Visible light to activate antiviral properties of titanium dioxide nanoparticles
The COVID-19 pandemic refocused scientists the world over to produce technologies that will be able to prevent the spread of such diseases in the future. One area that deservedly receives much attention is the disinfection of health facilities like hospitals, public areas like bathrooms and train stations, and cleaning areas in the food industry. Microorganisms and viruses can attach to and survive on surfaces for a long time in most cases, increasing the risk for infection. One of the most attractive disinfection methods is paints and coatings containing nanoparticles that act as photocatalysts. Of these, titanium dioxide is appealing due to its low cost and photoreactivity.
Recent advancements and research
However, on its own, it can only be activated under high-energy UV light due to the high band gap and fast recombination of photogenerated species. The ideal material or coating should be activated under artificial light conditions to impact indoor areas, especially considering wall paints or frequent-touch areas like door handles and elevator buttons. By introducing dopants to TiO2 NPs, the bandgap can be lowered to a state of visible-light photocatalysis occurring. Many researchers are exploring this property now. A new review article highlights the most recent advancements and research on visible-light activation of TiO2-doped NPs in coatings and paints.

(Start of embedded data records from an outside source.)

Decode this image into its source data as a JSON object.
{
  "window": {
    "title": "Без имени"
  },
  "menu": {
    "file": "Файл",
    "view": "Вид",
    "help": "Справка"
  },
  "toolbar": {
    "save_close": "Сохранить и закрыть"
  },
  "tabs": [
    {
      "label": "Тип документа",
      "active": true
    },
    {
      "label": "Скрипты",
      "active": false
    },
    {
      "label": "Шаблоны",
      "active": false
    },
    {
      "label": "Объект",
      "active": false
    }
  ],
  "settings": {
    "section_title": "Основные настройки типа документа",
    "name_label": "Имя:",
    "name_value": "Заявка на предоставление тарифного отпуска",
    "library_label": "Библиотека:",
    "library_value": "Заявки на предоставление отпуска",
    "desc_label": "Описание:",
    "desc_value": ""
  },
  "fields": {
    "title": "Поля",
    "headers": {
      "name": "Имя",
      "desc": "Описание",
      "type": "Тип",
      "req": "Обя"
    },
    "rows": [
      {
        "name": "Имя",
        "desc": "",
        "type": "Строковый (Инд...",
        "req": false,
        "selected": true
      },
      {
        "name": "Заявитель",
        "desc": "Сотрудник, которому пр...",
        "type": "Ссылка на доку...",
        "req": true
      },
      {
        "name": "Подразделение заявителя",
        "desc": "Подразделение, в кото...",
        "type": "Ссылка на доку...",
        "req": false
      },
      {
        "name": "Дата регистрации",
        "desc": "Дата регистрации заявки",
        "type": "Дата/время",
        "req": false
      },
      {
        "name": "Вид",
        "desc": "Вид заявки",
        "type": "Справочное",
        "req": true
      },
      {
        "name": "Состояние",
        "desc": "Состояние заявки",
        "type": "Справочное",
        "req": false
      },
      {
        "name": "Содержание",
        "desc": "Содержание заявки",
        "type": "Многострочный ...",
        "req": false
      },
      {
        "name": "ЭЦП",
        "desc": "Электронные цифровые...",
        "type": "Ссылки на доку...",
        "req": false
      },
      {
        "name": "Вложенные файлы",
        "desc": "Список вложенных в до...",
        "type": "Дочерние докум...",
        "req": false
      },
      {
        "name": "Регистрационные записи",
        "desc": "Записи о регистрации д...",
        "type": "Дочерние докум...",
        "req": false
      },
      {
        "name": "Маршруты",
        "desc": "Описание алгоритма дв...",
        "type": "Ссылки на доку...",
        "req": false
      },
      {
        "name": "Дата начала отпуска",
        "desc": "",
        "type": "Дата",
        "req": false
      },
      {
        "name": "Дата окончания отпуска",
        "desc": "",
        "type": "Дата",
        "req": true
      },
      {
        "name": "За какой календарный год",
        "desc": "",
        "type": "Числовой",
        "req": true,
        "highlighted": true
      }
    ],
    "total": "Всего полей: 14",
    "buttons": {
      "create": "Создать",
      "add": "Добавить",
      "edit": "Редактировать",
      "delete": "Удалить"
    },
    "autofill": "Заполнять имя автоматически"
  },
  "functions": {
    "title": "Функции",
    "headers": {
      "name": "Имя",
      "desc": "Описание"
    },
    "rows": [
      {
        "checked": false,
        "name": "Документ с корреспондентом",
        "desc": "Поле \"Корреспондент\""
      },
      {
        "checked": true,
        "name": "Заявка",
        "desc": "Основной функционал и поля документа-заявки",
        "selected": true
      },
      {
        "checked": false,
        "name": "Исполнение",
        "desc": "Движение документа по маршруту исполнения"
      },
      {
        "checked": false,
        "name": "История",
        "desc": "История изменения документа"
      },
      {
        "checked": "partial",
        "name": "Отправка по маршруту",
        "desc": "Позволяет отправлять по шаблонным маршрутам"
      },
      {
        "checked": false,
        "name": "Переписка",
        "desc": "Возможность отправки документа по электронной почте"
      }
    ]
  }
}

The review has been published in Journal of Coatings Technology and Research , Volume 20, Issue 3, May 2023.